*WHAT IS BEING ASKED:* Your job is to write out each record exactly, leaving none out.

Records from a data source:

■ ■ ■

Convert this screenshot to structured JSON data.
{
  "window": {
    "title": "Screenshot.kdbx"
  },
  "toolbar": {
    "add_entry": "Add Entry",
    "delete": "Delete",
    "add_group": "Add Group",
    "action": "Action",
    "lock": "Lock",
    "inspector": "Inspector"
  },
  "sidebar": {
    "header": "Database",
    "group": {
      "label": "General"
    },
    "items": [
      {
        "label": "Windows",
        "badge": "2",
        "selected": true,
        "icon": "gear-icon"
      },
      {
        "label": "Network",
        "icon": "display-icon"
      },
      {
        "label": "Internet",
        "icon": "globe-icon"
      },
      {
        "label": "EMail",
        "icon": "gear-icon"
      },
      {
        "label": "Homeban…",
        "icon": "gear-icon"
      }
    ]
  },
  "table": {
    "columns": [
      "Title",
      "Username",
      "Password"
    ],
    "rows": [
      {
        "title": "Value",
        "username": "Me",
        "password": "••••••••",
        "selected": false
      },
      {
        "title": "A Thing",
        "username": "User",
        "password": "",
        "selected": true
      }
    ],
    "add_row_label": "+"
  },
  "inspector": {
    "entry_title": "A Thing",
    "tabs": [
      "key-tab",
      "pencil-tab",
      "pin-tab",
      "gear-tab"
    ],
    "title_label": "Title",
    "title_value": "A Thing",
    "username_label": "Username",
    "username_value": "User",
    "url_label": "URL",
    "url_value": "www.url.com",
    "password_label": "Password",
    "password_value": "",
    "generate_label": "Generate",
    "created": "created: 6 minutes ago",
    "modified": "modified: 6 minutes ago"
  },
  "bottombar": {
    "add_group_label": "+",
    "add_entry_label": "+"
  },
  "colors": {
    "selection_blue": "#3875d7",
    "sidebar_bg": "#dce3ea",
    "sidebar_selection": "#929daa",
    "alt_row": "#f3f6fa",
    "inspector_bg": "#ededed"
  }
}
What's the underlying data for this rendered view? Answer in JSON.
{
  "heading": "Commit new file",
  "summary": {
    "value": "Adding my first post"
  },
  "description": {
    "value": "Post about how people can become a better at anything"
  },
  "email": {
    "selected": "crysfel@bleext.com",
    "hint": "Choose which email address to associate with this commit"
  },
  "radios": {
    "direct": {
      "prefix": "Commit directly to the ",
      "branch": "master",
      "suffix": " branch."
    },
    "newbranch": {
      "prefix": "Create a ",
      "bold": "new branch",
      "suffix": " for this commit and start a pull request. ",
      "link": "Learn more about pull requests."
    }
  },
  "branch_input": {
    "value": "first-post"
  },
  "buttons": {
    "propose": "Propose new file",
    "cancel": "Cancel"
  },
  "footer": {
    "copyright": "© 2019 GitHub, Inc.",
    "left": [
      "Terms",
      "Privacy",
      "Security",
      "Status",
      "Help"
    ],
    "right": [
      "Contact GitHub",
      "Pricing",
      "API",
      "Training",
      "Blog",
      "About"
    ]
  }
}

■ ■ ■

*SOLUTION TO THIS EXERCISE:*
Convert this screenshot to structured JSON data.
{
  "window": {
    "title": "Screenshot.kdbx"
  },
  "toolbar": {
    "add_entry": "Add Entry",
    "delete": "Delete",
    "add_group": "Add Group",
    "action": "Action",
    "lock": "Lock",
    "inspector": "Inspector"
  },
  "sidebar": {
    "header": "Database",
    "group": {
      "label": "General"
    },
    "items": [
      {
        "label": "Windows",
        "badge": "2",
        "selected": true,
        "icon": "gear-icon"
      },
      {
        "label": "Network",
        "icon": "display-icon"
      },
      {
        "label": "Internet",
        "icon": "globe-icon"
      },
      {
        "label": "EMail",
        "icon": "gear-icon"
      },
      {
        "label": "Homeban…",
        "icon": "gear-icon"
      }
    ]
  },
  "table": {
    "columns": [
      "Title",
      "Username",
      "Password"
    ],
    "rows": [
      {
        "title": "Value",
        "username": "Me",
        "password": "••••••••",
        "selected": false
      },
      {
        "title": "A Thing",
        "username": "User",
        "password": "",
        "selected": true
      }
    ],
    "add_row_label": "+"
  },
  "inspector": {
    "entry_title": "A Thing",
    "tabs": [
      "key-tab",
      "pencil-tab",
      "pin-tab",
      "gear-tab"
    ],
    "title_label": "Title",
    "title_value": "A Thing",
    "username_label": "Username",
    "username_value": "User",
    "url_label": "URL",
    "url_value": "www.url.com",
    "password_label": "Password",
    "password_value": "",
    "generate_label": "Generate",
    "created": "created: 6 minutes ago",
    "modified": "modified: 6 minutes ago"
  },
  "bottombar": {
    "add_group_label": "+",
    "add_entry_label": "+"
  },
  "colors": {
    "selection_blue": "#3875d7",
    "sidebar_bg": "#dce3ea",
    "sidebar_selection": "#929daa",
    "alt_row": "#f3f6fa",
    "inspector_bg": "#ededed"
  }
}
What's the underlying data for this rendered view? Answer in JSON.
{
  "heading": "Commit new file",
  "summary": {
    "value": "Adding my first post"
  },
  "description": {
    "value": "Post about how people can become a better at anything"
  },
  "email": {
    "selected": "crysfel@bleext.com",
    "hint": "Choose which email address to associate with this commit"
  },
  "radios": {
    "direct": {
      "prefix": "Commit directly to the ",
      "branch": "master",
      "suffix": " branch."
    },
    "newbranch": {
      "prefix": "Create a ",
      "bold": "new branch",
      "suffix": " for this commit and start a pull request. ",
      "link": "Learn more about pull requests."
    }
  },
  "branch_input": {
    "value": "first-post"
  },
  "buttons": {
    "propose": "Propose new file",
    "cancel": "Cancel"
  },
  "footer": {
    "copyright": "© 2019 GitHub, Inc.",
    "left": [
      "Terms",
      "Privacy",
      "Security",
      "Status",
      "Help"
    ],
    "right": [
      "Contact GitHub",
      "Pricing",
      "API",
      "Training",
      "Blog",
      "About"
    ]
  }
}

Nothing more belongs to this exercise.